◆ EXERCISE DESCRIPTION ◆
Could you return the whole listing, character for character?

════

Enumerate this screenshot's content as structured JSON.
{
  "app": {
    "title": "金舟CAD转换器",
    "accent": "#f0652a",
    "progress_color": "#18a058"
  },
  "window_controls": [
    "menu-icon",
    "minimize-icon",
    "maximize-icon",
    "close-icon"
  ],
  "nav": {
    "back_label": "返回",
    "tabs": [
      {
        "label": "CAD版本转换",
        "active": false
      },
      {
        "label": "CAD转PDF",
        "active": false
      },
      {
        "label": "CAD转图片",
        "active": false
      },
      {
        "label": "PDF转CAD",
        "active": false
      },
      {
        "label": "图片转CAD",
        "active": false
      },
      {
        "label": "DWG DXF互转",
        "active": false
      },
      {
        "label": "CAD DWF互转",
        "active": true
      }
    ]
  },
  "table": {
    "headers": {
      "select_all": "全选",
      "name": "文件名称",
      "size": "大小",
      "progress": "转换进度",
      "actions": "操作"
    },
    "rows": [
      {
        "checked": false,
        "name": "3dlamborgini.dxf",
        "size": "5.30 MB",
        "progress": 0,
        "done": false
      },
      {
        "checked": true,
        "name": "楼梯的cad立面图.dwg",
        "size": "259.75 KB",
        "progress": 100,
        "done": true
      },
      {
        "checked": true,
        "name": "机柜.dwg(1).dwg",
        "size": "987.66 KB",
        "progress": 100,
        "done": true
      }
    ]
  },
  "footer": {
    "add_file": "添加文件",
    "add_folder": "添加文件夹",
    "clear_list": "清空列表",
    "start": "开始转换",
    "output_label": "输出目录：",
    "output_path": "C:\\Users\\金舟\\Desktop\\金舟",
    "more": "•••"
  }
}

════

◆ YOUR SOLUTION ◆
Enumerate this screenshot's content as structured JSON.
{
  "app": {
    "title": "金舟CAD转换器",
    "accent": "#f0652a",
    "progress_color": "#18a058"
  },
  "window_controls": [
    "menu-icon",
    "minimize-icon",
    "maximize-icon",
    "close-icon"
  ],
  "nav": {
    "back_label": "返回",
    "tabs": [
      {
        "label": "CAD版本转换",
        "active": false
      },
      {
        "label": "CAD转PDF",
        "active": false
      },
      {
        "label": "CAD转图片",
        "active": false
      },
      {
        "label": "PDF转CAD",
        "active": false
      },
      {
        "label": "图片转CAD",
        "active": false
      },
      {
        "label": "DWG DXF互转",
        "active": false
      },
      {
        "label": "CAD DWF互转",
        "active": true
      }
    ]
  },
  "table": {
    "headers": {
      "select_all": "全选",
      "name": "文件名称",
      "size": "大小",
      "progress": "转换进度",
      "actions": "操作"
    },
    "rows": [
      {
        "checked": false,
        "name": "3dlamborgini.dxf",
        "size": "5.30 MB",
        "progress": 0,
        "done": false
      },
      {
        "checked": true,
        "name": "楼梯的cad立面图.dwg",
        "size": "259.75 KB",
        "progress": 100,
        "done": true
      },
      {
        "checked": true,
        "name": "机柜.dwg(1).dwg",
        "size": "987.66 KB",
        "progress": 100,
        "done": true
      }
    ]
  },
  "footer": {
    "add_file": "添加文件",
    "add_folder": "添加文件夹",
    "clear_list": "清空列表",
    "start": "开始转换",
    "output_label": "输出目录：",
    "output_path": "C:\\Users\\金舟\\Desktop\\金舟",
    "more": "•••"
  }
}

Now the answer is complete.